When external contracts were permitted to set the clearing price, this predictably resulted in prices of $1000, and past experience shows that without the Special Interim Rule prices could be much higher.


Affidavit of Stephen Whitley, appended to ISO filing.  The Commission’s own analysis supports this conclusion:

The expectation that an OP4 condition will occur or a declaration of an OP4 condition sends a signal to market participants that all, or almost all, bids may be taken the following day.  In such a circumstance, there is no upper limit to the prices bid into the market.


93 FERC at 61,823.

  Further, while the ISO, Participants and regulators continue to make  progress in the development of demand responsiveness, ISO-NE acknowledges that “[a]chieving significant amounts of load response has been a challenge nationally.”  Filing at 4.  Finally, New England still has no multisettlement system, a market improvement that the Commission has identified as critical to allowing buyers who are price responsive “time to react to prices.” 92 FERC 61,199.

  B.  Extension of the Bid Caps Will Not Curb Investment in New Generation


  The Commission has repeatedly rejected arguments that a $1000/MWh bid cap will stifle new investment in generation.  In fact, the Commission’s observation that $1000/MWh “allows a significant margin for profit above the marginal costs of the most expensive unit existing or planned in New England,”  ISO New England, Inc., 93 FERC at 61,823, is borne out by continuing new investment in generation in New England (and in the Northeast) where the bid cap is in effect.

C.  Continuing the Bid Cap is Consistent Both with SMD and with the  Transition to a Northeast Market. 

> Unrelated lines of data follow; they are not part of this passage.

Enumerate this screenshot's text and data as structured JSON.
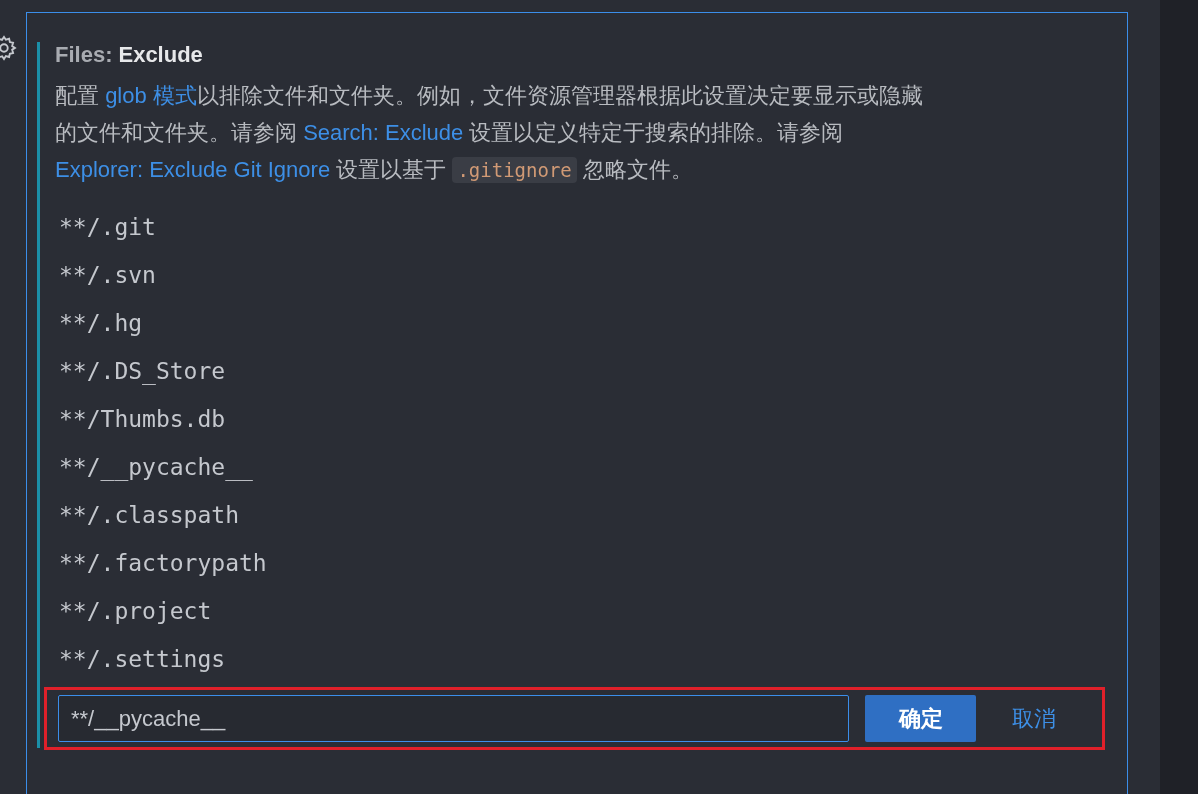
{
  "setting": {
    "category": "Files:",
    "name": "Exclude",
    "description_lines": [
      [
        {
          "kind": "text",
          "text": "配置 "
        },
        {
          "kind": "link",
          "text": "glob 模式"
        },
        {
          "kind": "text",
          "text": "以排除文件和文件夹。例如，文件资源管理器根据此设置决定要显示或隐藏"
        }
      ],
      [
        {
          "kind": "text",
          "text": "的文件和文件夹。请参阅 "
        },
        {
          "kind": "link",
          "text": "Search: Exclude"
        },
        {
          "kind": "text",
          "text": " 设置以定义特定于搜索的排除。请参阅"
        }
      ],
      [
        {
          "kind": "link",
          "text": "Explorer: Exclude Git Ignore"
        },
        {
          "kind": "text",
          "text": " 设置以基于 "
        },
        {
          "kind": "code",
          "text": ".gitignore"
        },
        {
          "kind": "text",
          "text": " 忽略文件。"
        }
      ]
    ],
    "patterns": [
      "**/.git",
      "**/.svn",
      "**/.hg",
      "**/.DS_Store",
      "**/Thumbs.db",
      "**/__pycache__",
      "**/.classpath",
      "**/.factorypath",
      "**/.project",
      "**/.settings"
    ],
    "edit_value": "**/__pycache__",
    "ok_button": "确定",
    "cancel_button": "取消"
  }
}
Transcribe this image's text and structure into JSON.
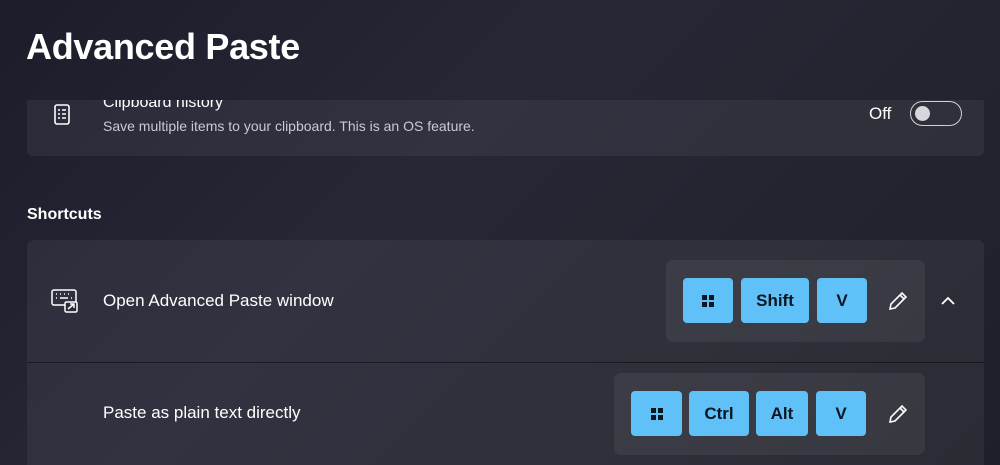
{
  "page": {
    "title": "Advanced Paste"
  },
  "clipboard_history": {
    "title": "Clipboard history",
    "description": "Save multiple items to your clipboard. This is an OS feature.",
    "toggle_label": "Off",
    "toggle_on": false
  },
  "shortcuts": {
    "section_title": "Shortcuts",
    "rows": [
      {
        "label": "Open Advanced Paste window",
        "keys": [
          "win",
          "Shift",
          "V"
        ]
      },
      {
        "label": "Paste as plain text directly",
        "keys": [
          "win",
          "Ctrl",
          "Alt",
          "V"
        ]
      }
    ]
  },
  "colors": {
    "key_accent": "#5fc1f7",
    "key_text": "#0b1620"
  },
  "icons": [
    "clipboard-list-icon",
    "keyboard-shortcut-icon",
    "windows-logo-icon",
    "pencil-edit-icon",
    "chevron-up-icon"
  ]
}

    As the ISO points out, the PJM platform has a permanent bid cap, and the New York ISO has requested an extension of its bid cap.[4]  Filing at 4, 7.  Thus, because the proposed extension of the bid cap for the New England control area maintains consistency with PJM and New York, it promotes both the implementation of the Standard Market Design (SMD) and the transition to a Northeast RTO.  Further, the Commission’s concern stated in the NSTAR Order that in a tight capacity situation that affected the entire Northeast region, sellers would have an incentive to sell into the high priced region, unless a uniform bid cap covered the entire region, would be addressed by granting ISO-NE’s proposed extension of the bid cap.  In the absence of a bid cap for New England, sellers would have an incentive to sell into New England at higher than $1000 MWh prices, thus causing unreasonably high prices in New England and exacerbating shortages in PJM and New York. 



  For the reasons stated above, the MPUC supports the ISO’s proposed extension of the interim bid cap. 

        Respectfully submitted,








  Lisa Fink      Harvey L. Reiter

  State of Maine      John E. McCaffrey

  Public Utilities Commission      M. Denyse Zosa

  242 State Street      MORRISON & HECKER L.L.P.

18 State House Station    1150 18th Street, N.W.

  Augusta, ME 04333-0018    Suite 800

  (201)287-1394      Washington, D.C. 20036

      (202) 785-9100


Dated: October 16, 200l







I hereby certify that I have this day served a copy of the foregoing document by first class mail upon each party on the official service list compiled by the Secretary in this proceeding.

  Dated at Washington, D.C., this 16th day of October, 2001.




        Harvey L. Reiter





[1] 18 C.F.R. § 385.214 (2000).

[2] 35-A M.R.S.A. § 101 et seq.

[3] All of the $1000 ECPs were set by external contracts. 

[4] New York Independent System Operator, Inc, Docket No. ER01-3001 (filed September 4, 2001)